Iran is backtracking from an interim nuclear agreement with world powers three months ago, Western officials suggested on Sunday, as U.S. and Iranian officials said talks on a final accord would likely run past a June 30 deadline.
Securing an historic agreement would end a more than 12-year nuclear standoff between Iran and the West and open the door to suspending sanctions that have crippled Tehran's economy. It could also help ease the diplomatic isolation for an Iran that has become increasingly assertive across the region.
Highlighting how much work remains in the nuclear negotiations, British Foreign Minister Philip Hammond said on arrival in Vienna that major challenges remained, including on the parameters already agreed in April in Lausanne, Switzerland.
"There are a number of different areas where we still have major differences of interpretation in detailing what was agreed in Lausanne," Hammond told reporters.
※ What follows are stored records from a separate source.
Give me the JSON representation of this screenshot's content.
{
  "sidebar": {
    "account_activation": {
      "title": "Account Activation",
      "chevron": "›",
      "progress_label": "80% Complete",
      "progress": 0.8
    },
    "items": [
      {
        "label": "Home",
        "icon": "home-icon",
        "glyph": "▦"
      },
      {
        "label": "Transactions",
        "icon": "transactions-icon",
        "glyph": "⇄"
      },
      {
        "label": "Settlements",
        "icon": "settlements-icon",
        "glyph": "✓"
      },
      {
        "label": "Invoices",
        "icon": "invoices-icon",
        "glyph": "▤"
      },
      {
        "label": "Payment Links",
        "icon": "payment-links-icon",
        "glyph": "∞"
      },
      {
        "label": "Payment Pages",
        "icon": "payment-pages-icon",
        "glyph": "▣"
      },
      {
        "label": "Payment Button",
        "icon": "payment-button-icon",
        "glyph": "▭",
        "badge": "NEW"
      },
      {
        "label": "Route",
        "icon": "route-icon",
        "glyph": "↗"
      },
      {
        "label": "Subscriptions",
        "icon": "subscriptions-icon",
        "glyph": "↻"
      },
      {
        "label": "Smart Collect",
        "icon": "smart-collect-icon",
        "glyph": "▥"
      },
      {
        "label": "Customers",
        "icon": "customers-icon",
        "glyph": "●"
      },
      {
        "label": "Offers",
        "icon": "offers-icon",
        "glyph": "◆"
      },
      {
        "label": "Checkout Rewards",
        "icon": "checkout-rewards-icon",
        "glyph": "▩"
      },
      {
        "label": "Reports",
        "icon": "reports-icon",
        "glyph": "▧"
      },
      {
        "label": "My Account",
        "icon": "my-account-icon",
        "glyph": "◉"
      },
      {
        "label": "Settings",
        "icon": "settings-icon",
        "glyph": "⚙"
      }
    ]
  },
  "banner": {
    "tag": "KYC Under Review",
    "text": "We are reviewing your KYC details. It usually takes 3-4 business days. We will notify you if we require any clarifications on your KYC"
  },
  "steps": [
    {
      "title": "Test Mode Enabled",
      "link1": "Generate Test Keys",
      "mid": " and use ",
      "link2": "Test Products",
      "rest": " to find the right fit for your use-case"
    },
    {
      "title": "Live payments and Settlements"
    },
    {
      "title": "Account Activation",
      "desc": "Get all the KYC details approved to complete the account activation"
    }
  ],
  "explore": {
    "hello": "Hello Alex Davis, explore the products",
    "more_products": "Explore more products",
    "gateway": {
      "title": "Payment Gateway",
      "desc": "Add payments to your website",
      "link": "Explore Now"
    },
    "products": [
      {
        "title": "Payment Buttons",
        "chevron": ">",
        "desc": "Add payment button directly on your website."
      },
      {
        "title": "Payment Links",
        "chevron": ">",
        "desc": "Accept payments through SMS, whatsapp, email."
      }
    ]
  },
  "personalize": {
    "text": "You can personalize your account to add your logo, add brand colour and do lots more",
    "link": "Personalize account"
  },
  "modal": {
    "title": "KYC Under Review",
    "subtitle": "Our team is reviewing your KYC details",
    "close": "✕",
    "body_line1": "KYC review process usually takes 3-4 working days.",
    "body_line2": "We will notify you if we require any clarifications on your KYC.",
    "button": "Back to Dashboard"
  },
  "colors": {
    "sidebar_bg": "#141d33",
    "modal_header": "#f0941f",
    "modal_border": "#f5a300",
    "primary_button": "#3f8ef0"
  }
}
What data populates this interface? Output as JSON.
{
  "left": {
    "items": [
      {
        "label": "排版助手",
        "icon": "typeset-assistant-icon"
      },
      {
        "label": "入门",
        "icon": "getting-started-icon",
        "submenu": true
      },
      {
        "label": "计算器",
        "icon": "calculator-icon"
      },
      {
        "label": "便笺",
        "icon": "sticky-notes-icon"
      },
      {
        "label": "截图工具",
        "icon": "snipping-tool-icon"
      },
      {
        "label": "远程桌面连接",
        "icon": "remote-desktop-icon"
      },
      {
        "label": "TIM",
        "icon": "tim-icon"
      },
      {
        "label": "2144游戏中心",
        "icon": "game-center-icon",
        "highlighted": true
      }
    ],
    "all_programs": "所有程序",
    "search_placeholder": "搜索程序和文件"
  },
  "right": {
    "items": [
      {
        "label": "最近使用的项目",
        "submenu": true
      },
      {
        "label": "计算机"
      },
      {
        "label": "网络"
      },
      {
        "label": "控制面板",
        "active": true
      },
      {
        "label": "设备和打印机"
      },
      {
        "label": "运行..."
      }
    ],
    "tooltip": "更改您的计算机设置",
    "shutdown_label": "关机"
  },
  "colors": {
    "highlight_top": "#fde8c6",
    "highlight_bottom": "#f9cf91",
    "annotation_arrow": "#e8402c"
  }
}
"There is going to have to be some give or take if we are to get this done in the next few days," he said. "No deal is better than a bad deal."
Other Western officials echoed Hammond's remarks, saying some of the backtracking involved the mechanics of monitoring Iranian compliance with proposed limits on nuclear activities.
"It feels like we haven't advanced on the technical issues and even gone back on some," a Western diplomat said on condition of anonymity.
Another Western official traced the apparent backtracking to a speech by Iranian Supreme Leader Ayatollah Ali Khamenei last week, in which he ruled out freezing sensitive nuclear work in the country for a long time.
"His speech last week seems aimed at constraining (Iranian negotiators') flexibility in the last stretch of the talks, as he has done at a number of key intervals over the last two years," a Western diplomat told Reuters, citing an internal government intelligence assessment of Khamenei's speech.
But he added that Khamenei's tendency to issue vague directives "could leave the negotiators with some limited room to play with and to find creative solutions that could help wrap up the diplomatic process."
The main differences are on the pace and timing of sanctions relief for Iran and on the nature of monitoring mechanisms to ensure Tehran does not cheat on any agreement.
U.S. and European negotiators also want to ensure there is a mechanism for restoring sanctions if Tehran fails to meet its commitments under any future accord.